If, after 20 years living in Iowa, Bloom still feels like an outsider, maybe the time has come for him to look inward. My mother was just as different. But she embraced her neighbors. She generously answered their questions. And if one or two were put awkwardly, well, she reminded herself that they forgave her inborn bluntness and city-bred impatience. Sure, there were times when she felt uncomfortable. But she knew clods are not unique to Iowa, and if she let a few make her feel bad, that had more to do with herself than them. She found her own, special way to be part of the community, a gem among them, loved for the very differences that could have been so divisive. When she died she was sincerely mourned and deeply missed.

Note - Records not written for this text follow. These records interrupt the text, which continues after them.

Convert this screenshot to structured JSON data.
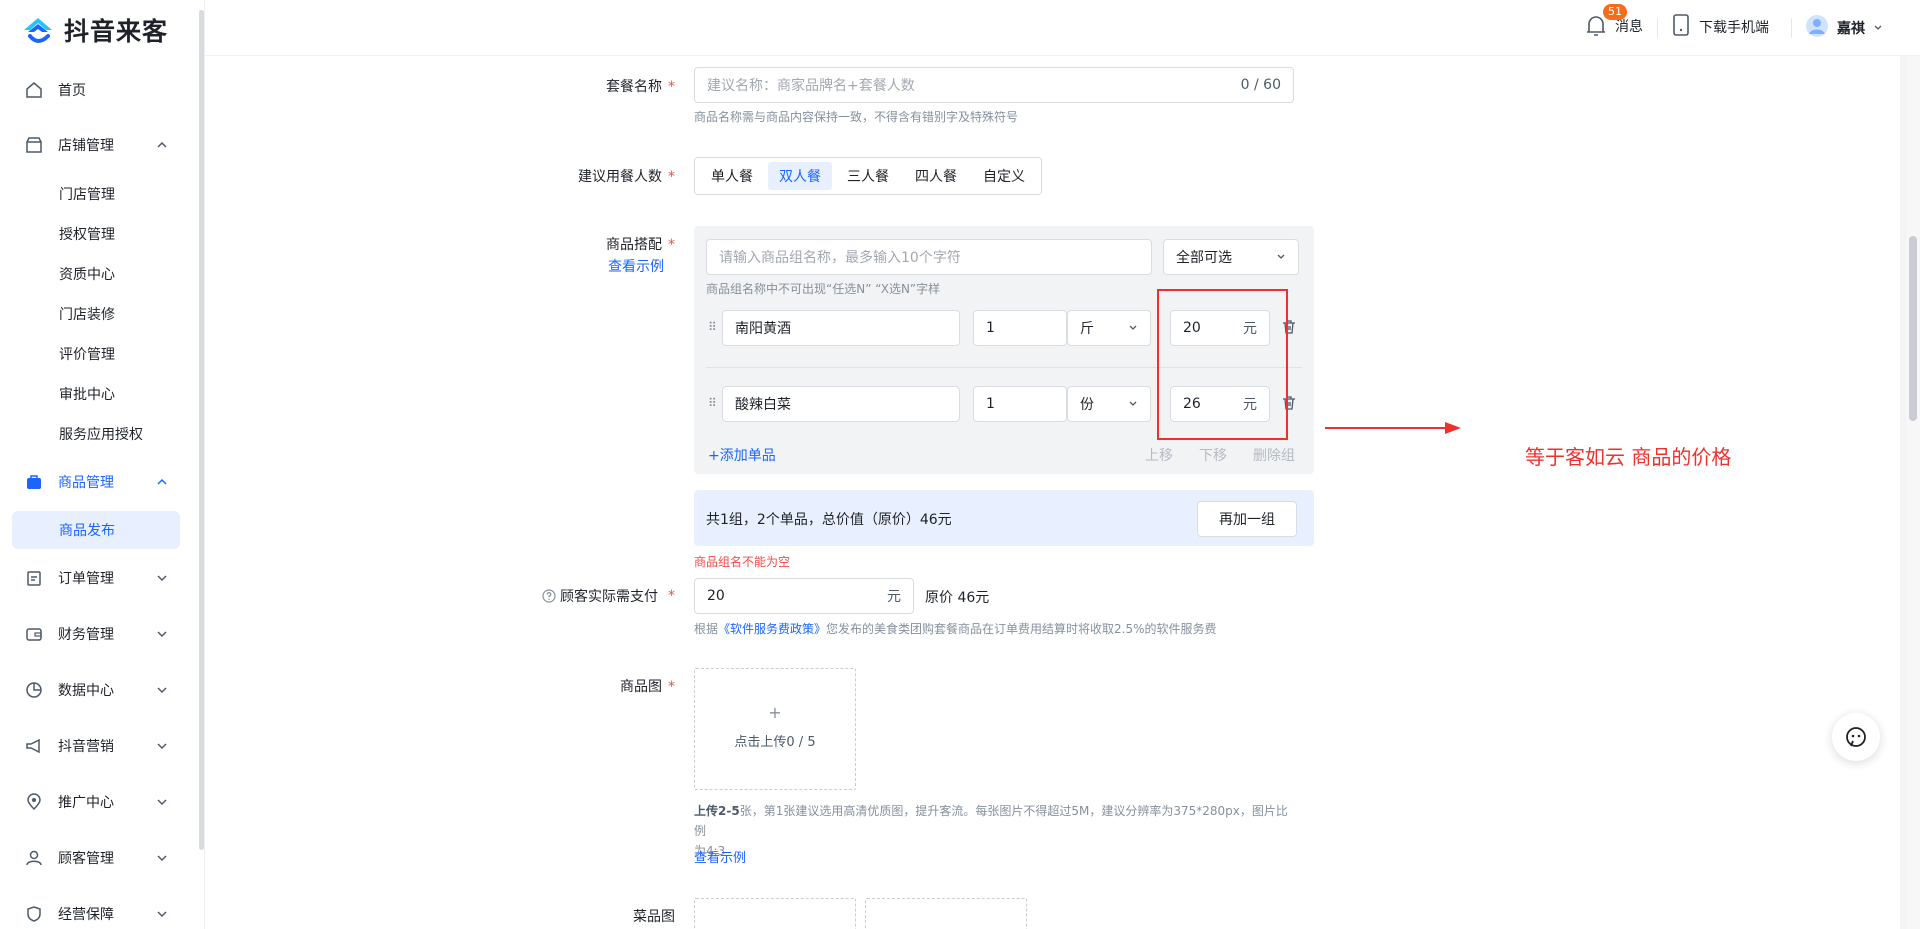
{
  "app": {
    "name": "抖音来客"
  },
  "sidebar": {
    "items": [
      {
        "label": "首页"
      },
      {
        "label": "店铺管理"
      },
      {
        "label": "商品管理"
      },
      {
        "label": "订单管理"
      },
      {
        "label": "财务管理"
      },
      {
        "label": "数据中心"
      },
      {
        "label": "抖音营销"
      },
      {
        "label": "推广中心"
      },
      {
        "label": "顾客管理"
      },
      {
        "label": "经营保障"
      }
    ],
    "store_sub": [
      "门店管理",
      "授权管理",
      "资质中心",
      "门店装修",
      "评价管理",
      "审批中心",
      "服务应用授权"
    ],
    "product_sub": [
      "商品发布"
    ]
  },
  "topbar": {
    "message_label": "消息",
    "message_badge": "51",
    "download_label": "下载手机端",
    "user_name": "嘉祺"
  },
  "form": {
    "package_name": {
      "label": "套餐名称",
      "placeholder": "建议名称：商家品牌名+套餐人数",
      "counter": "0 / 60",
      "hint": "商品名称需与商品内容保持一致，不得含有错别字及特殊符号"
    },
    "diners": {
      "label": "建议用餐人数",
      "options": [
        "单人餐",
        "双人餐",
        "三人餐",
        "四人餐",
        "自定义"
      ],
      "selected": "双人餐"
    },
    "combo": {
      "label": "商品搭配",
      "example_link": "查看示例",
      "group_name_placeholder": "请输入商品组名称，最多输入10个字符",
      "group_mode": "全部可选",
      "group_hint": "商品组名称中不可出现“任选N” “X选N”字样",
      "items": [
        {
          "name": "南阳黄酒",
          "qty": "1",
          "unit": "斤",
          "price": "20",
          "currency": "元"
        },
        {
          "name": "酸辣白菜",
          "qty": "1",
          "unit": "份",
          "price": "26",
          "currency": "元"
        }
      ],
      "add_item": "+添加单品",
      "move_up": "上移",
      "move_down": "下移",
      "delete_group": "删除组",
      "summary": "共1组，2个单品，总价值（原价）46元",
      "add_group": "再加一组",
      "error": "商品组名不能为空"
    },
    "pay": {
      "label": "顾客实际需支付",
      "value": "20",
      "currency": "元",
      "original": "原价 46元",
      "hint_prefix": "根据",
      "hint_link": "《软件服务费政策》",
      "hint_suffix": "您发布的美食类团购套餐商品在订单费用结算时将收取2.5%的软件服务费"
    },
    "images": {
      "label": "商品图",
      "upload_text": "点击上传0 / 5",
      "hint_line1_bold": "上传2-5",
      "hint_line1": "张，第1张建议选用高清优质图，提升客流。每张图片不得超过5M，建议分辨率为375*280px，图片比例",
      "hint_line2": "为4:3",
      "example_link": "查看示例"
    },
    "dish_images": {
      "label": "菜品图"
    }
  },
  "annotation": {
    "text": "等于客如云 商品的价格"
  },
  "colors": {
    "accent": "#1966ff",
    "annotation": "#f0312a",
    "required": "#f54a45"
  }
}
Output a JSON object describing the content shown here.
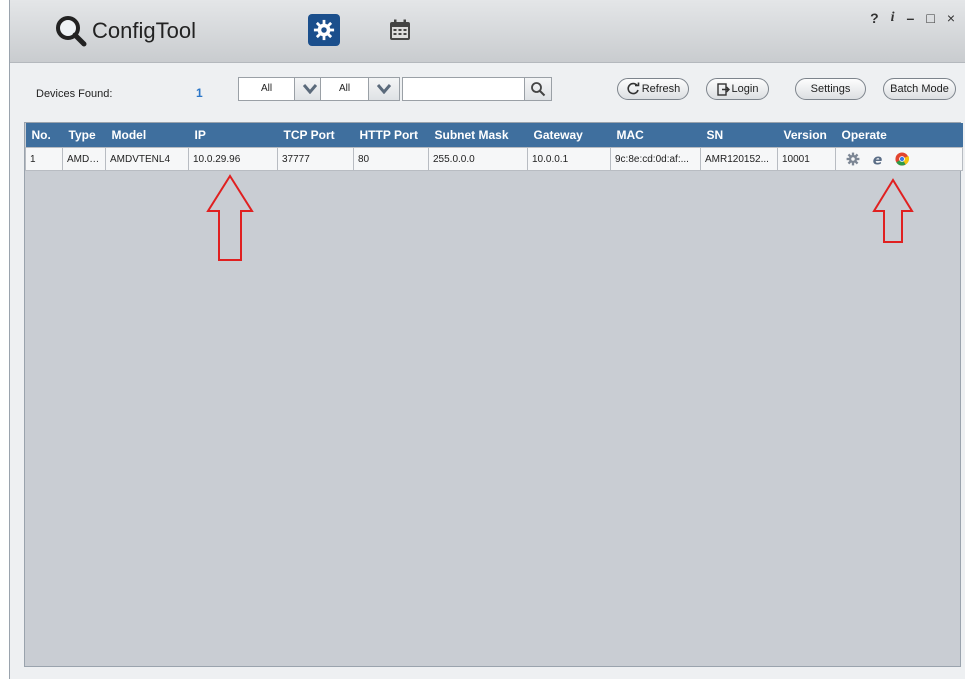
{
  "app": {
    "title": "ConfigTool"
  },
  "nav": {
    "settings_icon": "gear-icon",
    "schedule_icon": "calendar-icon"
  },
  "window_controls": [
    "?",
    "i",
    "–",
    "□",
    "×"
  ],
  "toolbar": {
    "devices_found_label": "Devices Found:",
    "devices_found_count": "1",
    "filter1_value": "All",
    "filter2_value": "All",
    "search_placeholder": "",
    "refresh_label": "Refresh",
    "login_label": "Login",
    "settings_label": "Settings",
    "batch_mode_label": "Batch Mode"
  },
  "table": {
    "columns": [
      "No.",
      "Type",
      "Model",
      "IP",
      "TCP Port",
      "HTTP Port",
      "Subnet Mask",
      "Gateway",
      "MAC",
      "SN",
      "Version",
      "Operate"
    ],
    "rows": [
      {
        "no": "1",
        "type": "AMDV...",
        "model": "AMDVTENL4",
        "ip": "10.0.29.96",
        "tcp_port": "37777",
        "http_port": "80",
        "subnet_mask": "255.0.0.0",
        "gateway": "10.0.0.1",
        "mac": "9c:8e:cd:0d:af:...",
        "sn": "AMR120152...",
        "version": "10001"
      }
    ]
  },
  "colors": {
    "header_bg": "#3f6f9e",
    "accent": "#2b76c8",
    "annotation": "#e02020"
  }
}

Mr. Bloom, my family was different by Iowa standards. Just as different as yours. And yet somehow, no matter where I live now (and being married to a journalist, I seem to always be on the move), I still consider Iowa home. I still love it, with a gut-level sense of belonging that can only be described as a family tie.
I suggest, Mr. Bloom, you follow an Iowa farm boy’s advice. Don’t blame others for your discomfort. Oh, and by the way, that farm boy owned many dogs but never took one of them hunting. They were family pets. Just like yours.